Independent travel for independent minds

I’ve walked Las Rambla, but not with real intent… (MANIC STREET PREACHERS)

Capital of the autonomous Catalonia region, Barcelona is so self-consciously cool that it’s hard to imagine a time when this former textile town wasn’t on the European style map. But it wasn't until 1992 when The Olympics saw a massive injection of cash, huge redevelopment, and even the creation of a city beach. Fiercely independent, the Catalans are proud of their their heritage but they weren't always allowed to express it.

Speaking Catalan was banned under Franco, the Nou Camp soccer stadium was the only place locals could express themselves and, three decades later, this passion lives on. 30,000 turned up just to watch Thierry Henri sign on the dotted Barca line, and matches against the establishment's team Real (Royal) Madrid are always fiercely contested. Beaches and bars, sport and sunshine, art and architecture: Barcelona has it all. Forca Barca!

Stop Press! In summer 08 the Elephant bookstore was in the process of moving from its original location of 12 Creu dels Molers. With its cheap books and coffee, it was a an oasis of calm in the frenetic Catalan capital (don't count on a siesta here, the Catalans are known for their work ethic). The owner is an amiable North American and after a quick visit Bookpacking left with a cheap  “The Motorcycle Diaries” by global t-shirt star Che Guevara. There was also a bargain copy of Proust’s A la Recherche du Temps Perdu", though good intellectual intentions can go by the wayside when you see the size of it. When De Boton talked about “How Proust Can Change Your Life”, he presumably meant it completely swallows your leisure time. Apparently it loses something in the translation anyway...

ABOVE: La Boqueria on Las Rambla is a great place to sample local produce; climb the statue of Columbus; take a pension on Placa Reial; visit Gaudi's unfinished Sagrada Familia ©

They like the nightlife, they like to boogie. With the still slightly-shady vibe of Raval, the plastic glitz of Maremagnum, the gay-friendly Sitges' sophistication and student bolt-holes; you’ll be spoiled for choice.

Bookpacking likes to hang out in the bars behind Placa Reial. If you’re looking for kosher Catalan, a number of these bars are British-owned so you’re in the wrong place. But if you’re looking for a friendly welcome and a lovingly-crafted (Spanish-strength) mojito, step on in. If you’d visited Sub Rosa (21 Rauric, in the Barri Gotic) before June ’08, you’d have witnessed the bar-wizardry of Portland Oregon's exile Annie. Head down the narrow alleys and see who's filling those big bar-tending boots these days.

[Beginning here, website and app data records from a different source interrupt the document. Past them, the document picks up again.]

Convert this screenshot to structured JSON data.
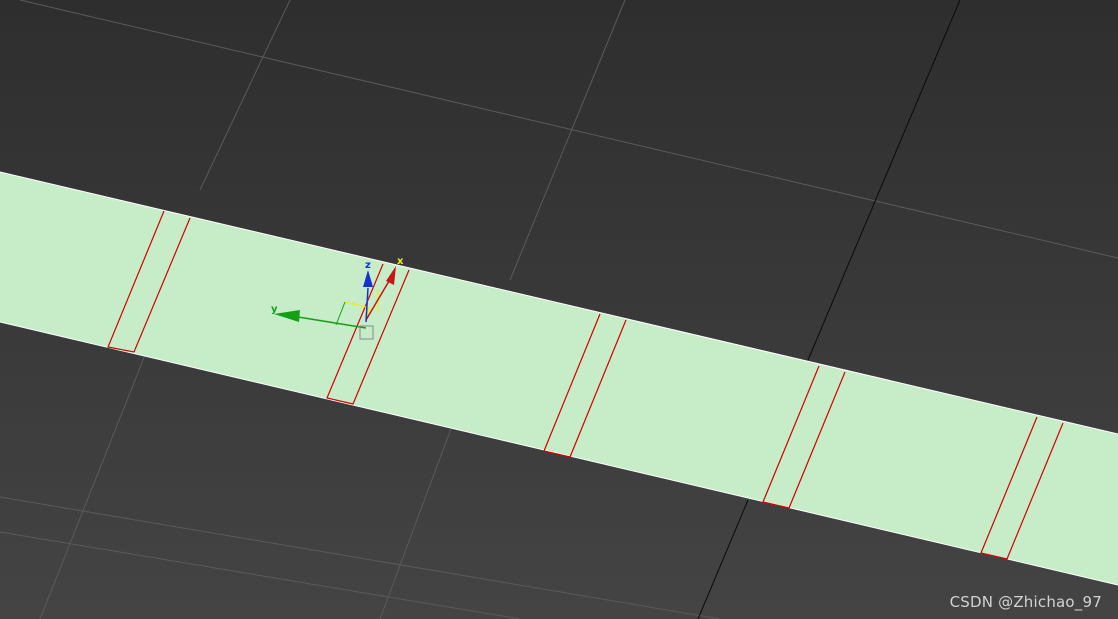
{
  "viewport": {
    "background_top": "#2e2e2e",
    "background_bottom": "#444444",
    "grid_color": "#5a5a5a",
    "home_grid_color": "#0b0b0b"
  },
  "strip": {
    "fill_color": "#c6ecc8",
    "seam_color": "#d40000",
    "edge_color": "#ffffff"
  },
  "gizmo": {
    "x_label": "x",
    "y_label": "y",
    "z_label": "z",
    "x_color": "#c81414",
    "y_color": "#14a014",
    "z_color": "#1432d2",
    "plane_color": "#f0f000"
  },
  "watermark": {
    "text": "CSDN @Zhichao_97"
  }
}
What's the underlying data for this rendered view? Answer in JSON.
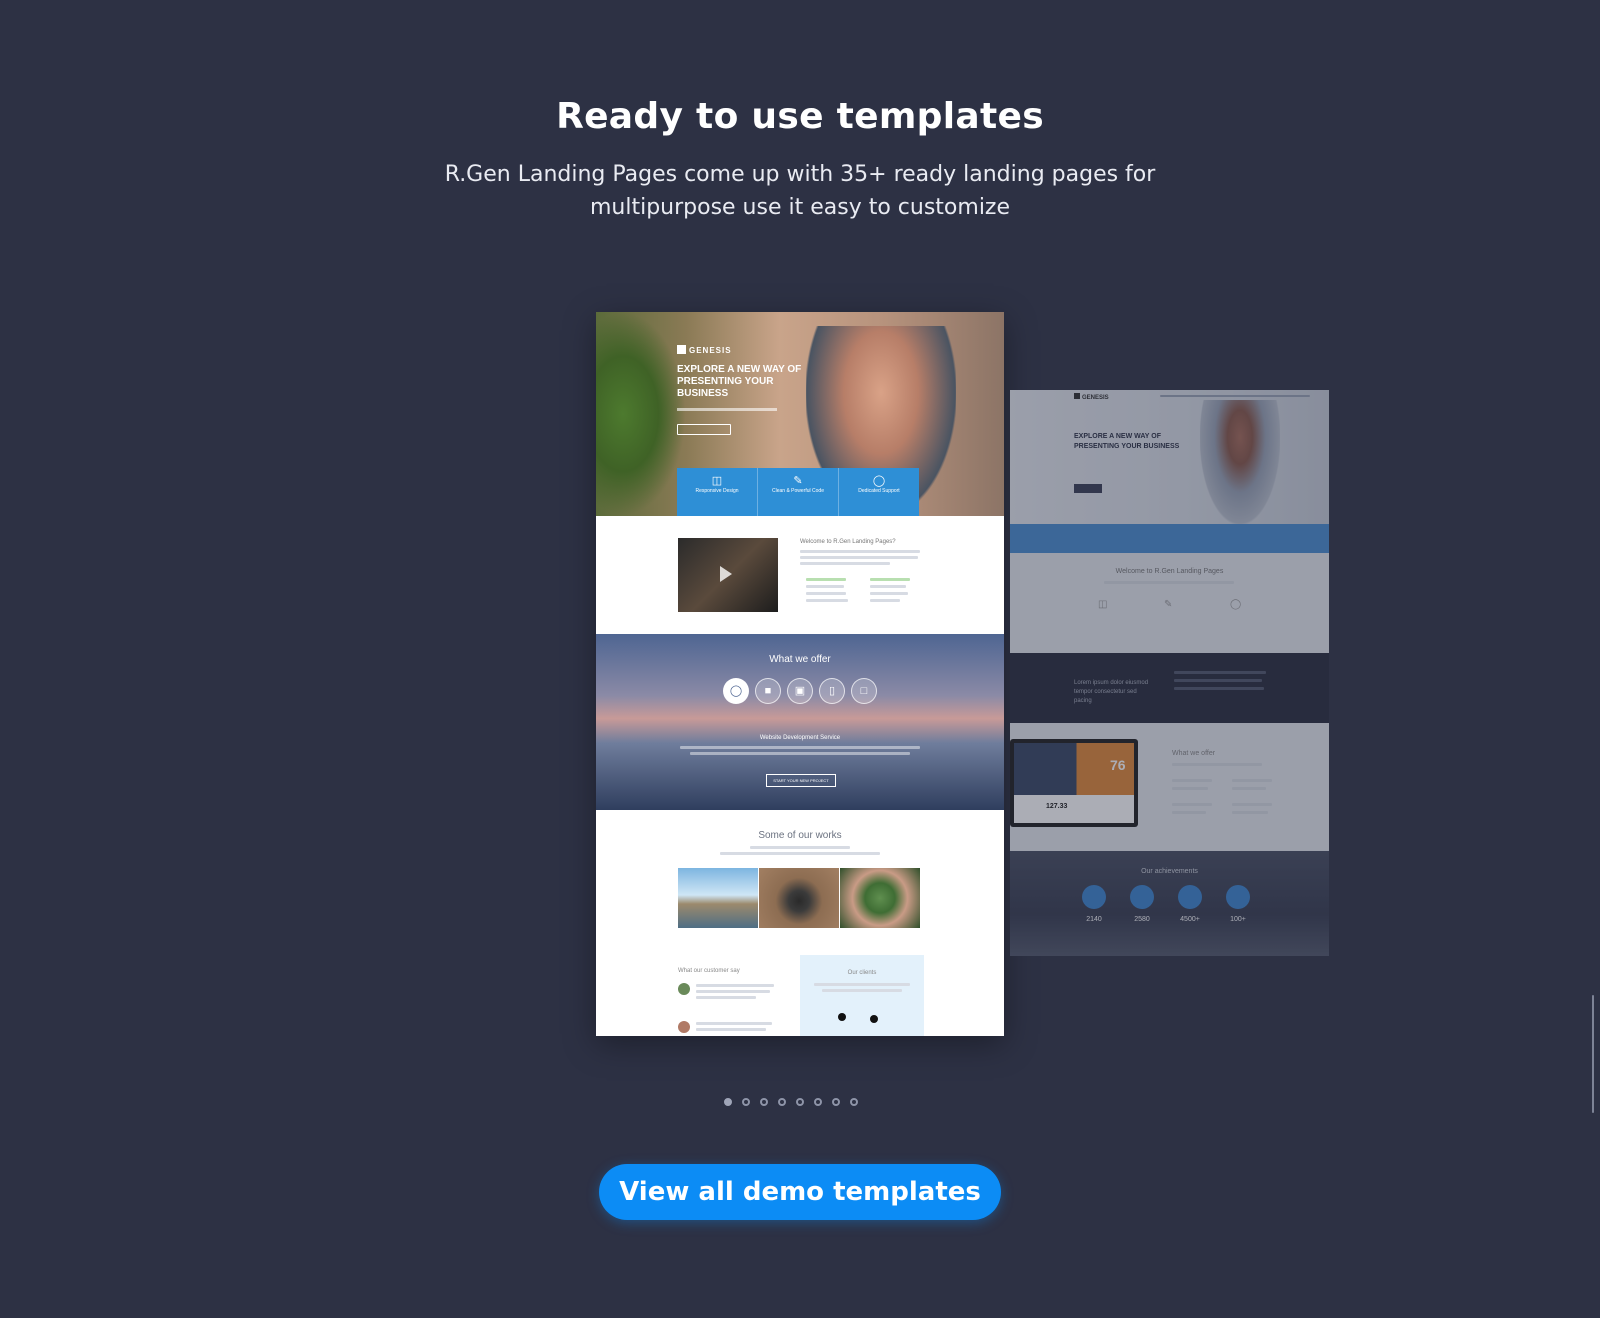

The superbly situated pension Bookpacking used to stay at, in Placa Reial, had jumped 25% in price in 08. As international stars allegedly drop the dollar, they're opting to be paid in the ever-stronger Euro. If you look around, you can still find a bargain, but bear in mind Barca can fill up. Alternatively, hostels are always a great place to meet people though for two of you a pension may actually work out cheaper.

Around town

A great way to spend a day is just to wonder the high narrow streets of the old town, you never know what’s around the corner. It may be a hidden treasure, like an obscure cafe or exhibition space – or equally it could be a teenager at full-pelt on a scooter. Barca, always full of surprises..

During the football/soccer season, take in a game at the impressive Nou Camp. Give yourself vertigo as you stare down the steep terraces, or a stiff neck as you crane round to take in the mountains behind.

When Las Rambla gets too much, check out the various museums and galleries around town. Picasso was a local(ish) boy and there’s a great museum of his work. The surrealist movement usually makes its legacy felt somew

Moving on
Take a ferry to Ibiza, or just up the coast is the Costa Brava - mucha bonita. The romantic ramparts of Tossa are a great spot for a nightcap or head up to the old town of Girona where Lance Armstrong used to have a training base. Scuba divers should check out the Medes Isles marine reserve while art lovers can visit the Dali Museum in his home town Figueres. South of Barca is Valencia, the 'new Barcelona', which plays host to the Benicassim music festival every year. Bulletin boards do say though that it's got less friendly as Brits do the sums and pass on Reading or Glastonbury to spend a week near the beach.

Pickpocketing is RIFE in Barcelona. Rife, we tells ya. It really does justify the capital letters. Bookpacking's been targeted, and seen it happen to others. Money belts may not be cool, but neither is losing your money. Watch out for bumping on the street or subway, and watch your back when you’re gawping at that mime on Las Rambla. Don’t get scared though – it’s all done by stealth – just get smart and you won’t be a sucker.

Essential reading
"Homage to Catalonia" – George Orwell's candid account of civil war chaos and Republican infighting

Every summer Spain and Portugal play host to a huge variety of festivals with great line-ups and competitive prices. Leeds or Lisbon for that Goldfrapp gig? Hmm...